According to guidance from the AMA, however, PLA codes aren't restricted to ADLTs and CDLTs as defined under PAMA. The codes may be issued for "a range of medical laboratory tests," including multi-analyte algorithm-based assays and genomic sequencing procedures. With these new codes, AMA is addressing the concerns of payors and test providers. 

As utilization and spending on molecular tests have increased, payors have pushed for retiring the older system of stacking CPT codes that generally describe each step in the diagnostic process in favor of adopting codes that allow them to discern with greater specificity which tests are being paid and in which clinical contexts. Meanwhile, some test makers, particularly firms selling multi-analyte algorithm-based tests, want payors to recognize the value their diagnostics are providing to patient care and have wanted unique identifiers in order to capture that data for pricing discussions with payors.

After the passage of PAMA, the makers of multi-analyte algorithm-based tests, such as Veracyte, went to the AMA to describe their challenge. "In order for us to report rates under PAMA, we have to have unique test codes," Hanna said. "In the lab industry … we're all doing things that are a little bit different."
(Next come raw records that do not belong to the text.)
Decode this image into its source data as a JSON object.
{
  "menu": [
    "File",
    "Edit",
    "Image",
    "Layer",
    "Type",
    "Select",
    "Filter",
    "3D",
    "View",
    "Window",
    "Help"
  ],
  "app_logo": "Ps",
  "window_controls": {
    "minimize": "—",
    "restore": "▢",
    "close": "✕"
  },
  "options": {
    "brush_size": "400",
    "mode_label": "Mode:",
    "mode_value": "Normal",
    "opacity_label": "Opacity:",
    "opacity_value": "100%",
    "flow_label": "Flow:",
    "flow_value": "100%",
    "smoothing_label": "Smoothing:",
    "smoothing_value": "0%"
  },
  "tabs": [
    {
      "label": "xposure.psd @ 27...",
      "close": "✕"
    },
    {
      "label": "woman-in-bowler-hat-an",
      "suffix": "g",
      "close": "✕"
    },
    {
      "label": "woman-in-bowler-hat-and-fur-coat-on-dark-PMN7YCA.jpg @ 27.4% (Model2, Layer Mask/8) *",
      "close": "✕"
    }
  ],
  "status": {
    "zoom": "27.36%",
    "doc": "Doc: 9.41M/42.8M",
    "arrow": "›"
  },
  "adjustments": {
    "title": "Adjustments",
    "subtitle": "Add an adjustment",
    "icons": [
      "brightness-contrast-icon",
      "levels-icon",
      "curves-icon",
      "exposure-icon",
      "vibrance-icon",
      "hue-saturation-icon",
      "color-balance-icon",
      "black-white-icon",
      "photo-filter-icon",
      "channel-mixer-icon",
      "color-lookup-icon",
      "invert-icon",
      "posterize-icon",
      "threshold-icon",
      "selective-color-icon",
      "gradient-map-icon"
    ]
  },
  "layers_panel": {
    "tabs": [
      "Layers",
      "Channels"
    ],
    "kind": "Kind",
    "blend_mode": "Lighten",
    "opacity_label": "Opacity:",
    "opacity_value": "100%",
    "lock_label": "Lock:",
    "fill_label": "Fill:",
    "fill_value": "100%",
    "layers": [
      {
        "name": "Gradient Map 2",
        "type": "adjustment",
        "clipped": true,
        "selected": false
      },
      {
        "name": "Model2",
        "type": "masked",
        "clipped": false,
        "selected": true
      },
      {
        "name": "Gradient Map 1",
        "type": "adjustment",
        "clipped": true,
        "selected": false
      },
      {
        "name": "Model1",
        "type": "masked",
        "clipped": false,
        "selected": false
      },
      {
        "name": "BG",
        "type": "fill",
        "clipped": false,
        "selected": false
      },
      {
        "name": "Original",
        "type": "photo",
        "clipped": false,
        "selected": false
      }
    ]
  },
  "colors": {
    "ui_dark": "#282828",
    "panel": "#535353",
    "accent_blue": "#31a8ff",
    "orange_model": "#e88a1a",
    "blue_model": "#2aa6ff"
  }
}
Tests with the same indication may have different performance characteristics or a company may have invested in a technology that distinguishes that test from others in the market. Veracyte, for example, markets a test that analyzes the expression of 142 genes and helps patients determine if their thyroid nodules are cancerous or benign without surgery. The company claims that its test, since it became available in 2011, has helped tens of thousands of patients avoid unnecessary thyroid surgery and saved the healthcare system $500 million in surgery-related costs.

Test developers that are addressing a healthcare problem in a unique way, "want to be remunerated for that by the marketplace," and want the market to determine how much it will pay for their test compared to other services, Hanna said. "That's the whole intention of PAMA."

While PLA codes might make it easier for diagnostics companies to quickly garner codes to facilitate pricing and track test use, it remains to be seen whether payors will ultimately reimburse for these codes. "I don't think anybody knows yet," Quinn said.

"The fact that [PLA codes] are coming out so fast and with prices may mean that at least some payors just pay them," he said. "Others may quickly put them on not payable lists."

Because recently issued and priced PLA codes will show up in the new 2018 fee schedule, it's conceivable that some payors would default to reimbursing for them as they did when codes for pharmacogenomic tests first entered the fee schedule. But this didn't last after some PGx testing companies were found to be abusing the Medicare payment system. 

Quinn reflected that for newer tests, it might be disadvantageous to seek PLA codes and enter the pricing process so quickly, because the test developer may not have had sufficient time to gather evidence around the test's performance and utility. If a test is priced based on preliminary evidence, that is the set rate for three years under PAMA.

However, Quinn predicted that a PLA code may make claims processing easier for tests that have FDA approval or clearance, or already have a coverage determination under Medicare, or have been on the market for several years.